» Task material

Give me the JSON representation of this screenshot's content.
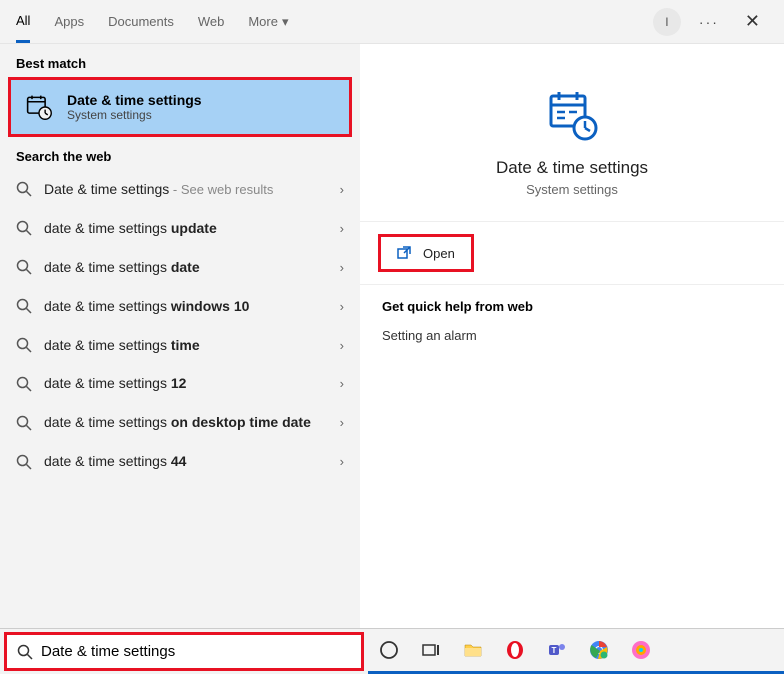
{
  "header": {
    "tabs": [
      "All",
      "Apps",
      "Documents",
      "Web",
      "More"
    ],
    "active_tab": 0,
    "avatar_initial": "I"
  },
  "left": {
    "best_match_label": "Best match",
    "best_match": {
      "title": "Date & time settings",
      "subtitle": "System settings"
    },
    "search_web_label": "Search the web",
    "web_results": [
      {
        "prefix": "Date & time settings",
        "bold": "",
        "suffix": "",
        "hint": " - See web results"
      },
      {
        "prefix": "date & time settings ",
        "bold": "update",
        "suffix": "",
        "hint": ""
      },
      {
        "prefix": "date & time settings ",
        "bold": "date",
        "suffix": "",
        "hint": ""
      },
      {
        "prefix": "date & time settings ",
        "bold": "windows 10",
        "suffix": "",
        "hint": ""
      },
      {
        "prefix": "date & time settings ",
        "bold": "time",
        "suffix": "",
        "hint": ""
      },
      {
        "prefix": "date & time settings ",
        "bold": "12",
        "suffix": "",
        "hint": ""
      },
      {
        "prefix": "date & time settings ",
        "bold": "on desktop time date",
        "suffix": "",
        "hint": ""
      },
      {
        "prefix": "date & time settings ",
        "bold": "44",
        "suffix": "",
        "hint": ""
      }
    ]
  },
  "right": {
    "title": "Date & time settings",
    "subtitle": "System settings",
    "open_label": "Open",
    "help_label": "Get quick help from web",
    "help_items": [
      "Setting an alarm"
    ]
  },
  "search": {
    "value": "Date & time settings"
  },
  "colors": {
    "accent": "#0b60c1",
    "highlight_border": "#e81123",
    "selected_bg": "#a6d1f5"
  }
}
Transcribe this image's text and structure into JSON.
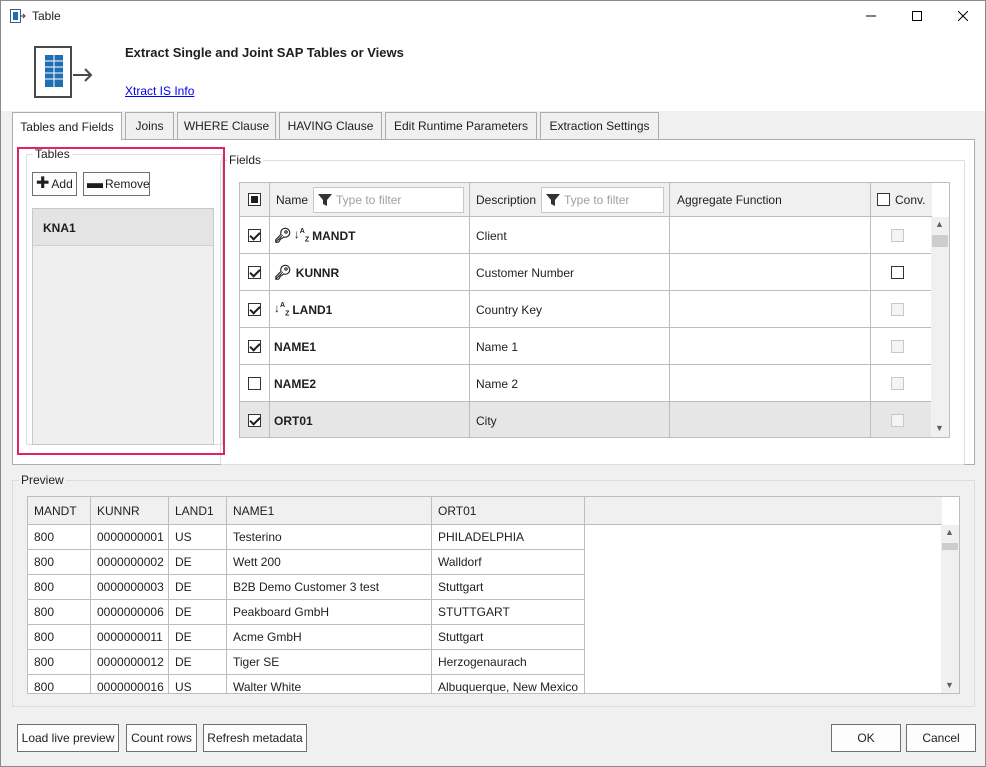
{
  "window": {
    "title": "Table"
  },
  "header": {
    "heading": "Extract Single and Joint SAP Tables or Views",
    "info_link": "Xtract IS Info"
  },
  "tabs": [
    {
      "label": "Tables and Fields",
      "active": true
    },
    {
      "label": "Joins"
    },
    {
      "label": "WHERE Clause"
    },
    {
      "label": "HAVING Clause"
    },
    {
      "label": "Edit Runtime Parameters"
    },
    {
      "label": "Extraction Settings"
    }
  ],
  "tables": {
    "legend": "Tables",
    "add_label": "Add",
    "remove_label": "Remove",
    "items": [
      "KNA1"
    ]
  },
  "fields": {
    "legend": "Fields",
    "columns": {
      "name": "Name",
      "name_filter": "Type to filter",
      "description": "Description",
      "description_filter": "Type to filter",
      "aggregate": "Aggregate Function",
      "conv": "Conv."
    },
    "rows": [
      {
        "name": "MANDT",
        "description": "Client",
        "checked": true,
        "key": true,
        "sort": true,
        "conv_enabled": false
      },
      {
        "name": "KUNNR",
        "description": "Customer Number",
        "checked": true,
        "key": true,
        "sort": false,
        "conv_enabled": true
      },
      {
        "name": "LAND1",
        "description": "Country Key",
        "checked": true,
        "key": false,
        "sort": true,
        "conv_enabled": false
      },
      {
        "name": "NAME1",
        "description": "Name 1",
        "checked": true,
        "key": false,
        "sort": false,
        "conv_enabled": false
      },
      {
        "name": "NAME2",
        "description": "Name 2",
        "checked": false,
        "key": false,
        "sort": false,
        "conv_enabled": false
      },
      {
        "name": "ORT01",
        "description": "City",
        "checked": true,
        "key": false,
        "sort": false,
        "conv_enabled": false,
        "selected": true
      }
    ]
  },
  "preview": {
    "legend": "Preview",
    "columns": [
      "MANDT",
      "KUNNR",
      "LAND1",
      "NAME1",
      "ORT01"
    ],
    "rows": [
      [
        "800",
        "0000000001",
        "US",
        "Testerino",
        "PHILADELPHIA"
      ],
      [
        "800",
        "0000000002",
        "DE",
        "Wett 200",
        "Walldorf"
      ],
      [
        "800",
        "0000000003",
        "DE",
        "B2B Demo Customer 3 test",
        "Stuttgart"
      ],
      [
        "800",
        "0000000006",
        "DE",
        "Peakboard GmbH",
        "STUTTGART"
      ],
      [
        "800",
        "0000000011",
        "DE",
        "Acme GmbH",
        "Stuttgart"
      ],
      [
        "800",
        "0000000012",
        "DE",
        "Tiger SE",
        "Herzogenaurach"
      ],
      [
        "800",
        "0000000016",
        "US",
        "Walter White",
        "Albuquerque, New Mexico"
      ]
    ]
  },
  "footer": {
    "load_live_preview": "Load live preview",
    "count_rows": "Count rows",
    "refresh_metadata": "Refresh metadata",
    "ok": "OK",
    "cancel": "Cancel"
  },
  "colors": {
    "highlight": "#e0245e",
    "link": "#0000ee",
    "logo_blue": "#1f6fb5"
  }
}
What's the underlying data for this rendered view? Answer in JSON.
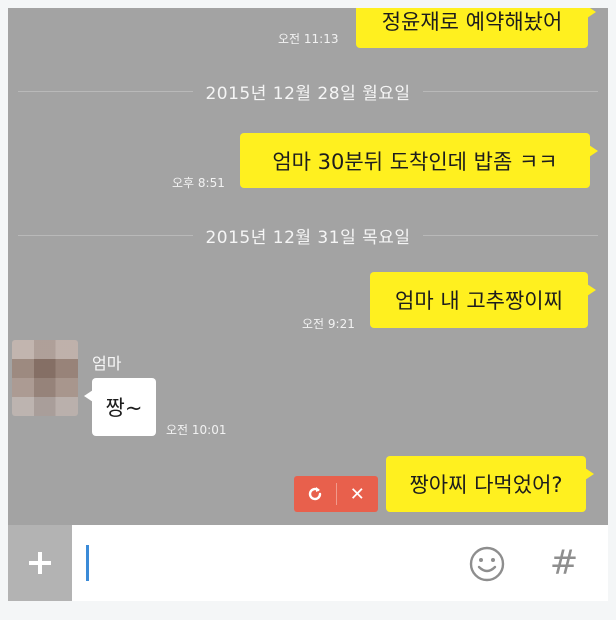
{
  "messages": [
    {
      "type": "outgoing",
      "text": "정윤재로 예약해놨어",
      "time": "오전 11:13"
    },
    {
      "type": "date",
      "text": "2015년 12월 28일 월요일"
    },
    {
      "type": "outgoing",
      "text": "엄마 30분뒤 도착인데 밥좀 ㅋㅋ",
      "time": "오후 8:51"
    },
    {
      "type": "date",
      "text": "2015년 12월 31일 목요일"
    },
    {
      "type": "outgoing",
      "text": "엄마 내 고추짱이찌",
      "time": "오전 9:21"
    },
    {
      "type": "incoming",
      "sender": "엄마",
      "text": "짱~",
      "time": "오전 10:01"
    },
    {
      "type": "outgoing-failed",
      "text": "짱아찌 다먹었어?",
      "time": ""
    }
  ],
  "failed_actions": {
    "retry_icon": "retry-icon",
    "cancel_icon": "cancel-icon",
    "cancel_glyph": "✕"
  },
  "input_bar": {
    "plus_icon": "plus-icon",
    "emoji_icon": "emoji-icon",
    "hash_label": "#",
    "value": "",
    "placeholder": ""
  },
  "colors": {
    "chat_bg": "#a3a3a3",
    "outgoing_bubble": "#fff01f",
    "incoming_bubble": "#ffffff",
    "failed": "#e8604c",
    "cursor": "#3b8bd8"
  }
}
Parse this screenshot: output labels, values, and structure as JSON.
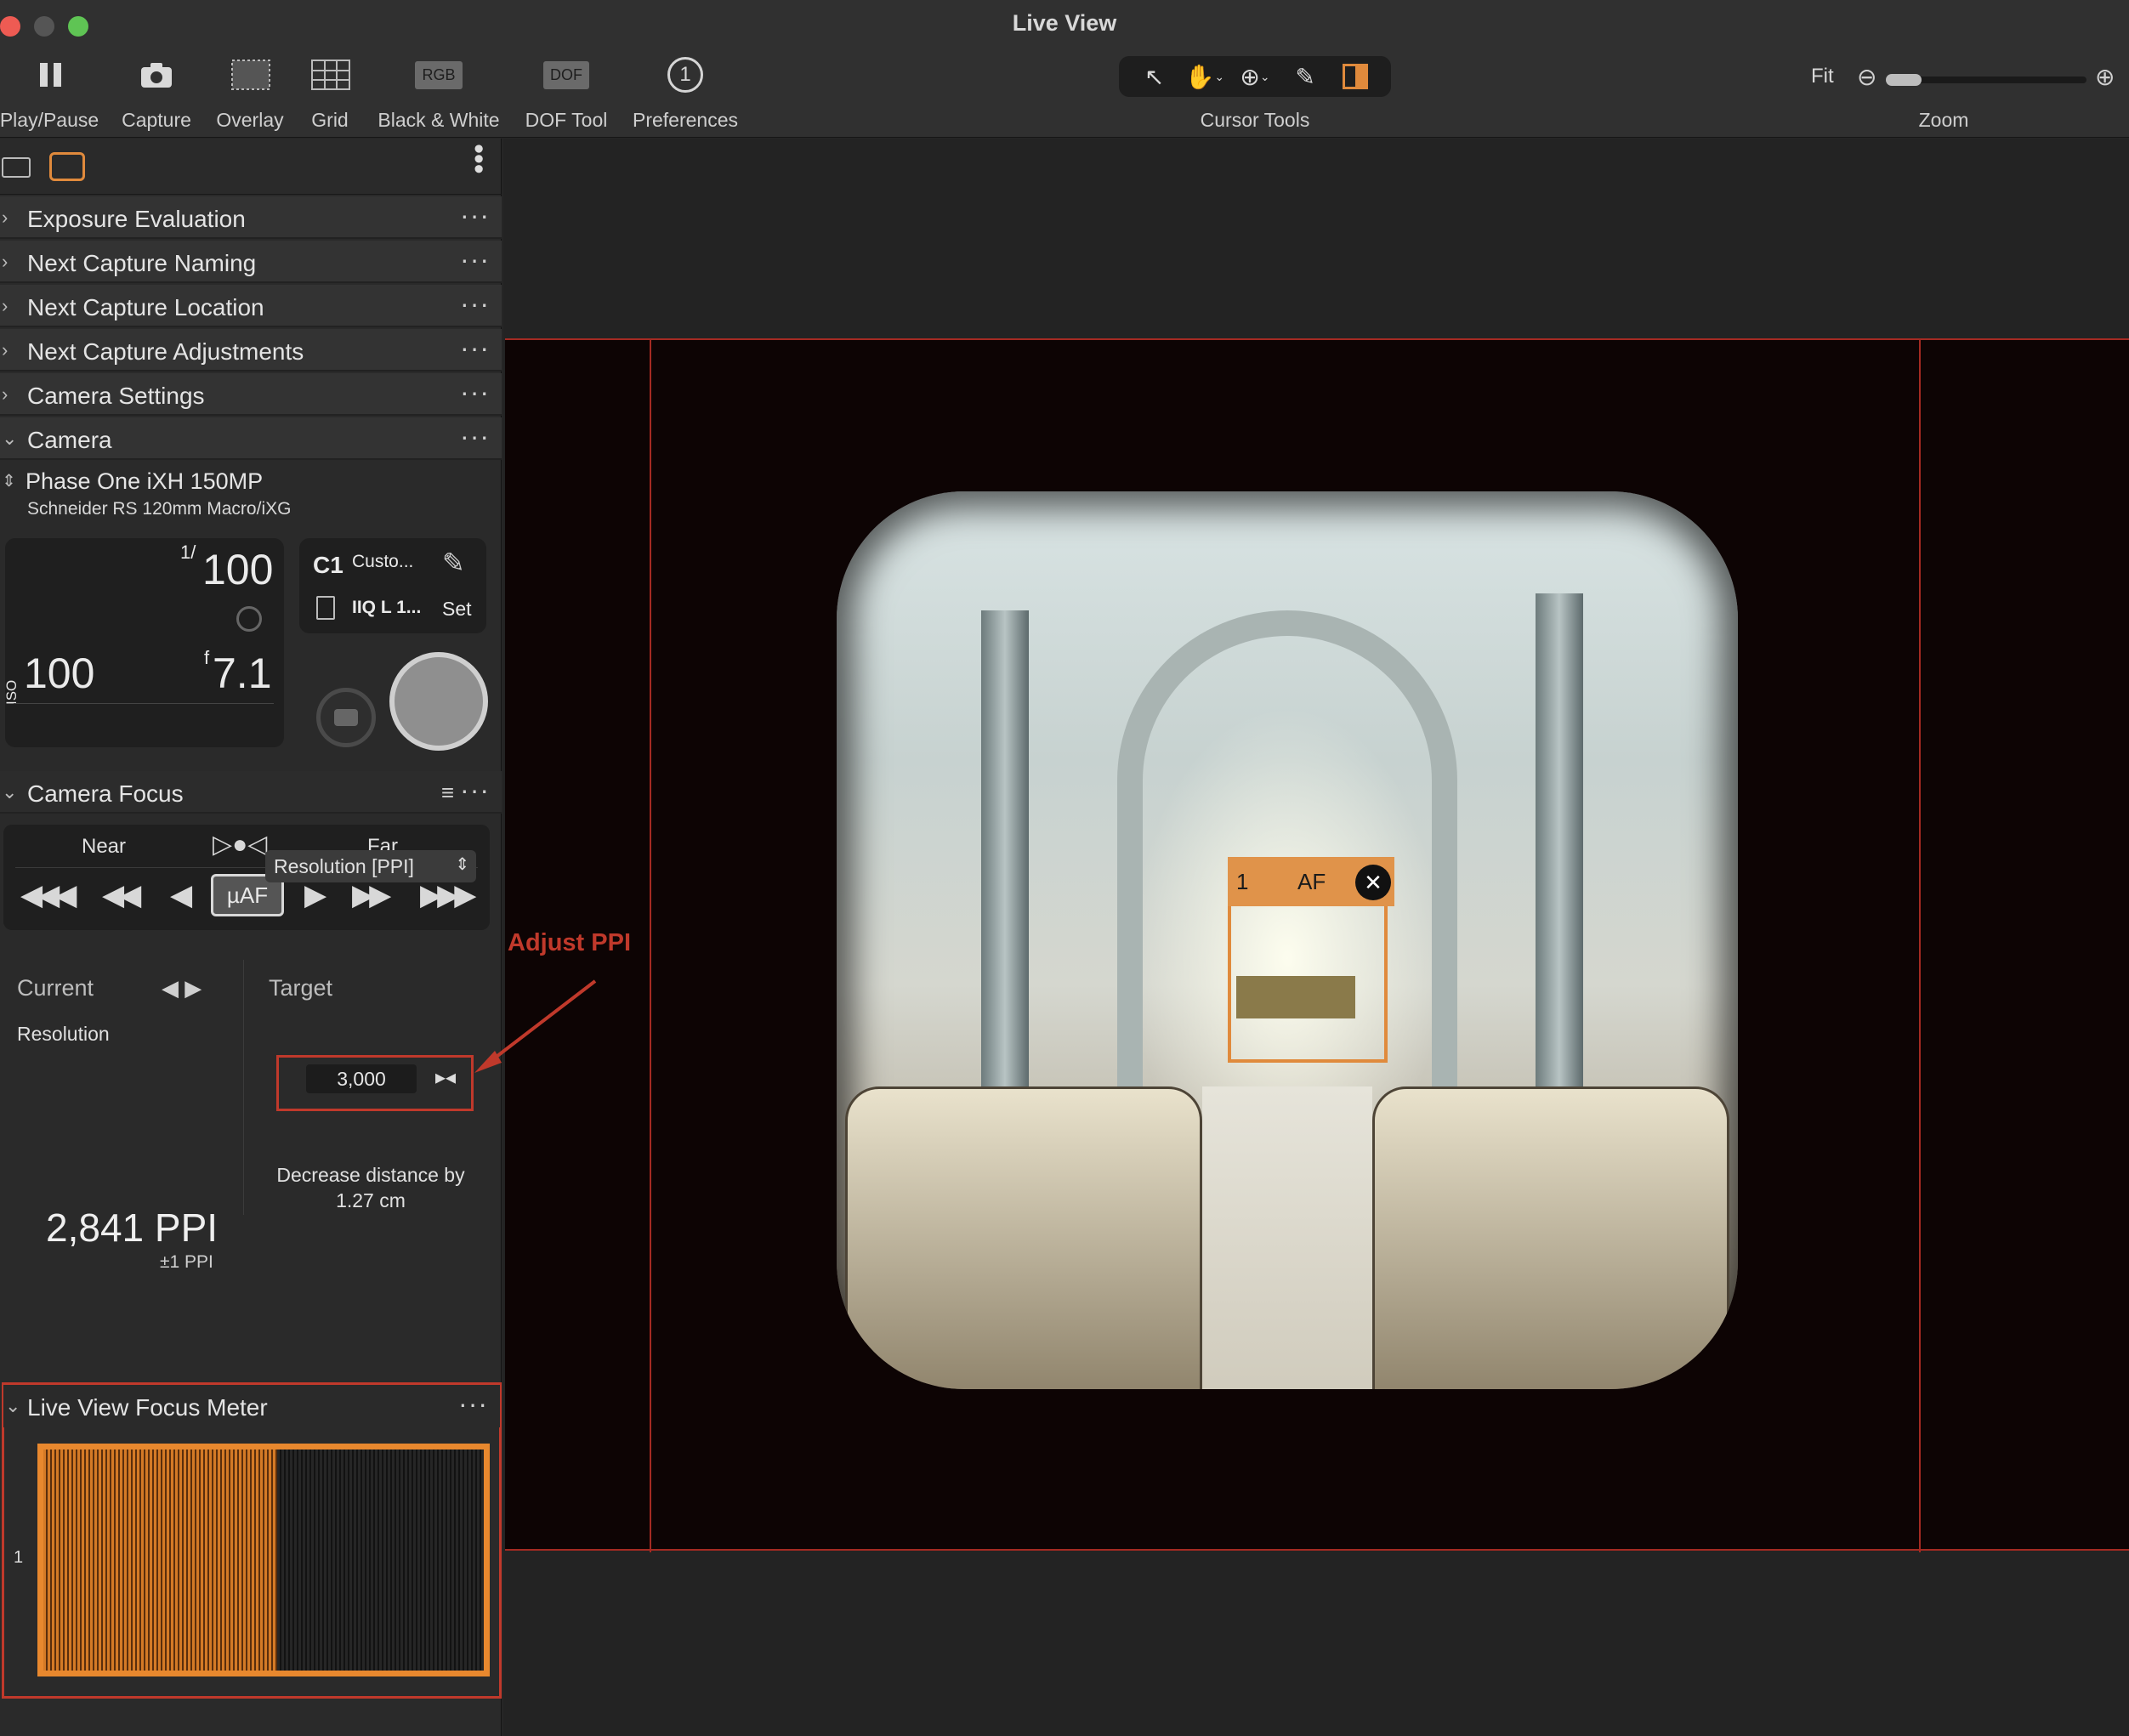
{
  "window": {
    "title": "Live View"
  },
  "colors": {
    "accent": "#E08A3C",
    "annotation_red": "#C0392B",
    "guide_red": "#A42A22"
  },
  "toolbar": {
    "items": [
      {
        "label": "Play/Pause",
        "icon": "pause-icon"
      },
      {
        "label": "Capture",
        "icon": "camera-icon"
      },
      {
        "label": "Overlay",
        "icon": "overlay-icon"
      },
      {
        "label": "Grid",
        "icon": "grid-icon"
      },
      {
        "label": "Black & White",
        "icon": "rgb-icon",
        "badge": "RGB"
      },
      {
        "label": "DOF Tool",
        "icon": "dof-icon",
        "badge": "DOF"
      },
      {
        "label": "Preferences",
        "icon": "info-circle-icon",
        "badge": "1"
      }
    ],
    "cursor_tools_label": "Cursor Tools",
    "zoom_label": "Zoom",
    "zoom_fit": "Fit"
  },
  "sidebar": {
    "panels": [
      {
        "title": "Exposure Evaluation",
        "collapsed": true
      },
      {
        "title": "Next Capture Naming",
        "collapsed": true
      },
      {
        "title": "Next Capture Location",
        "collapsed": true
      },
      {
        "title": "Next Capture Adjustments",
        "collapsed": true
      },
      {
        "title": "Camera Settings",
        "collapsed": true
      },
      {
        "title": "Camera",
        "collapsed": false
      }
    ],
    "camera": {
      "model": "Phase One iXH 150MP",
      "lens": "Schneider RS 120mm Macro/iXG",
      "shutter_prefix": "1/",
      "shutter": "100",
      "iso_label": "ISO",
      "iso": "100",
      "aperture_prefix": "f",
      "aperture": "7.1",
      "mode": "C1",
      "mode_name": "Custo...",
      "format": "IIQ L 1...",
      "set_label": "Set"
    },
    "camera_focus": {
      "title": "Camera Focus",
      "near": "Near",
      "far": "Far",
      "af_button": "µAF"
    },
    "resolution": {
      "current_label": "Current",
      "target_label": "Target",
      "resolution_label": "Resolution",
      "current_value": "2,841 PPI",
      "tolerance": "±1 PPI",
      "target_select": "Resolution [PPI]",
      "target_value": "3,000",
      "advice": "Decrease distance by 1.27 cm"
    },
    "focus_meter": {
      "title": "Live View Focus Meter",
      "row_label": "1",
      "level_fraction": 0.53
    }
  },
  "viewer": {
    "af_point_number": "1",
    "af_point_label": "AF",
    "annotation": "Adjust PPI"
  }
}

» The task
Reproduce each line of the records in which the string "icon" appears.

» Solution for this exercise
    "retry_icon": "retry-icon",
    "cancel_icon": "cancel-icon",
    "plus_icon": "plus-icon",
    "emoji_icon": "emoji-icon",
        "icon": "pause-icon"
        "icon": "camera-icon"
        "icon": "overlay-icon"
        "icon": "grid-icon"
        "icon": "rgb-icon",
        "icon": "dof-icon",
        "icon": "info-circle-icon",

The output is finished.